IE University taught me how to "future-proof" interior spaces says Rasha Al-Tekreeti
Dezeen promotion: studying at the IE School of Architecture and Design encouraged interior designer Rasha Al-Tekreeti to focus on "the process leading up to impactful design".
Al-Tekreeti, who is the senior interior designer at consultancy practice SAY Studio in Dubai, received a master's in Strategic Interior Design from the IE School of Architecture and Design at IE University.
According to Al-Tekreeti, the course taught her to focus on the thought process behind interior design and its effect as opposed to the aesthetic alone.
"My favourite part about the program is that it was not focused on design as a theme; it was more about the process leading up to impactful design," said Al-Tekreeti.
This included doing market research, looking into the sociology and psychology behind the design, and developing "future-proof" strategic solutions using innovative design techniques.
"The program has had a great impact on both my professional and personal life," said Al-Tekreeti. "It was an eye-opener that taught me a lot of different aspects from learning how to collaborate with people who were strangers, to managing teams based in different parts of the world."
These skills learned at IE University have proven particularly useful to SAY Studio's current work on the renovation of the Fairmont Dubai, a luxury hotel that is remaining open to guests while construction is taking place.
The first stage of the project sees the refurbishment of 275 rooms and suites, in a bid to heighten the hotel's guest experience.
Designed with "the modern business traveller in mind" the rooms have been updated to house modern features while still maintaining the quality expected of Fairmont hotels across the globe.
Al-Tekreeti and her team aimed to create "timeless yet classic" spaces that spoke to both the history of Fairmont and the "innate ambitions of grandeur" found in Dubai.
"It is easy to view Dubai in the form which it holds today, a vibrant cosmopolitan city that pushes boundaries and sets global standards," explained Al-Tekreeti.
"But if you return to a few decades ago, things were quite different," she continued. "We felt a symbolic representation of the city's diversity and development, and inspirational ambition could be found in the dynamism of its location."
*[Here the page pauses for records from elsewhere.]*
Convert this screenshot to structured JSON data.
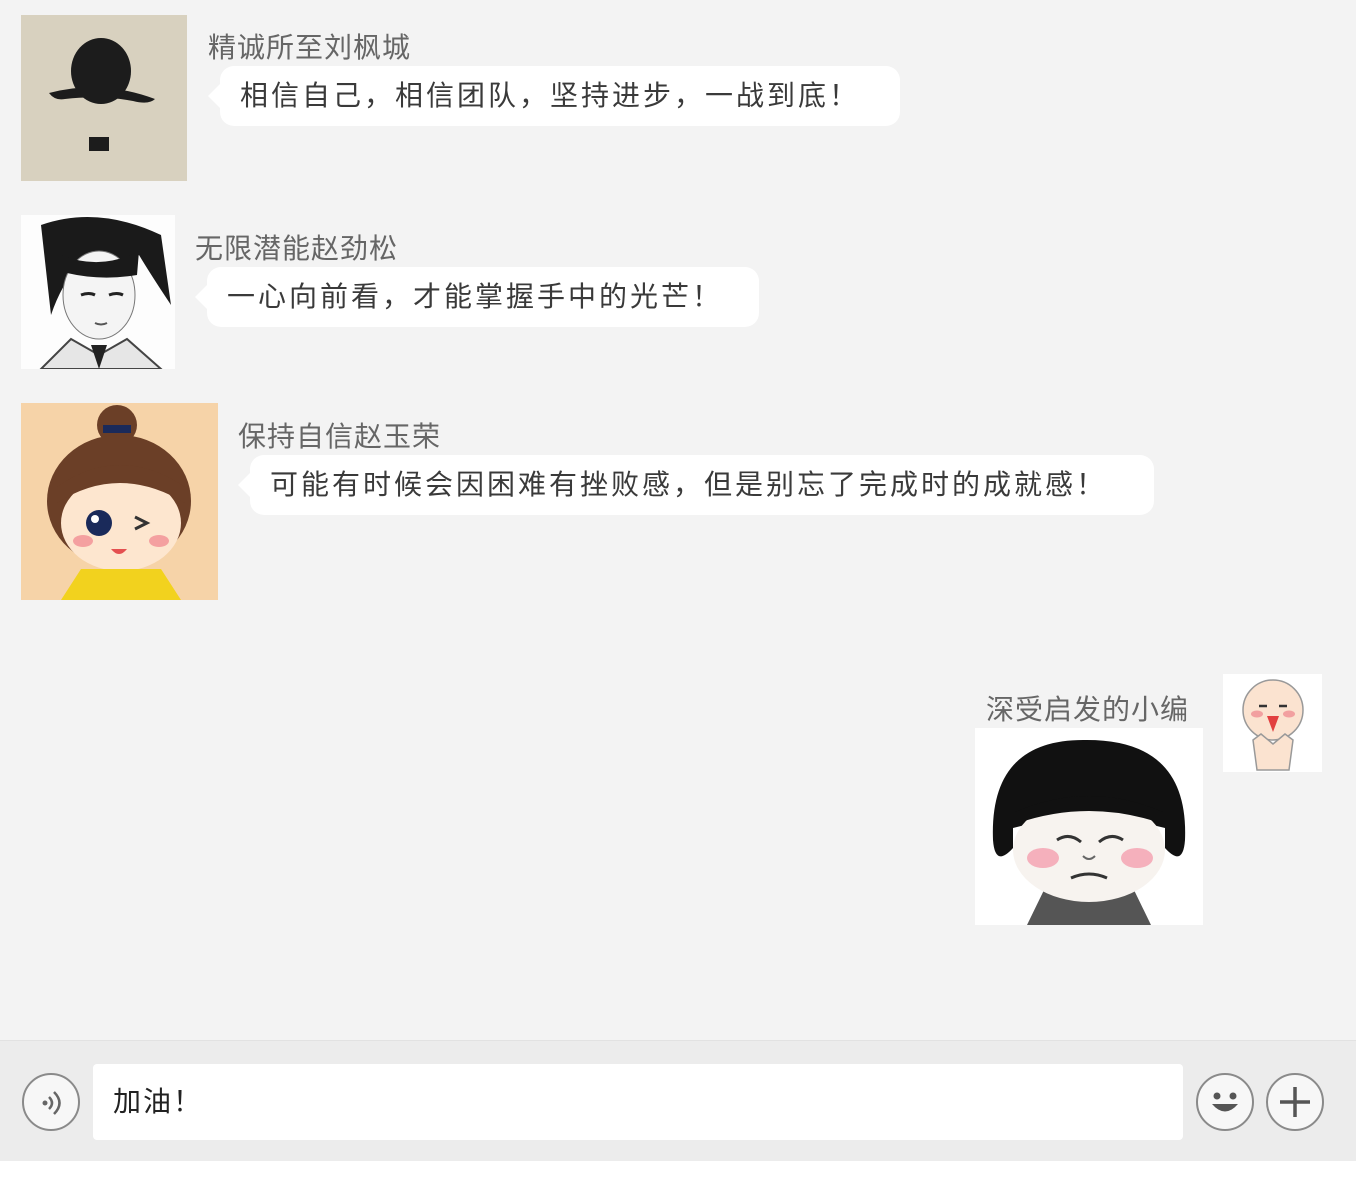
{
  "messages": [
    {
      "sender": "精诚所至刘枫城",
      "text": "相信自己，相信团队，坚持进步，一战到底！",
      "avatar_icon": "bowler-hat-icon"
    },
    {
      "sender": "无限潜能赵劲松",
      "text": "一心向前看，才能掌握手中的光芒！",
      "avatar_icon": "sketch-boy-icon"
    },
    {
      "sender": "保持自信赵玉荣",
      "text": "可能有时候会因困难有挫败感，但是别忘了完成时的成就感！",
      "avatar_icon": "cartoon-girl-icon"
    }
  ],
  "self_message": {
    "sender": "深受启发的小编",
    "sticker_icon": "mushroom-head-sticker-icon",
    "avatar_icon": "bald-kid-icon"
  },
  "input": {
    "value": "加油！",
    "voice_icon": "voice-icon",
    "emoji_icon": "smile-icon",
    "more_icon": "plus-icon"
  },
  "colors": {
    "chat_bg": "#f3f3f3",
    "bubble_bg": "#ffffff",
    "input_bar_bg": "#ececec"
  }
}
Throughout the hotel rooms a soft colour palette paired with natural materials work to emulate the surrounding Dubai landscape. Warm timbers are used to represent sand dunes and ocean blue-hued carpets and furniture used to convey the Arabian Gulf.
According to Al-Tekreeti, she and the SAY Studio team were driven by strategic design decisions, which included a feasibility study generated by a data operation team that considered the rising needs of business travellers and an increase in tourists during the Expo 2020 Dubai, which opened in October 2021.
"The decision was taken to bring back the Fairmont Dubai as the leading Hotel on Sheikh Zayed Road and with it to create a more comfortable and inviting space that elicits the feeling of a home away from home," said the designer.
"Ultimately the property is looking to attract customers, bring increased value to its guests, promote loyalty and increase turnover as part of an effort to keep up with the ever-changing tastes of discerning global travellers."
More information on IE University and the courses it offers can be found on its website.
This article was written by Dezeen for IE University as part of a partnership. Find out more about Dezeen partnership content here.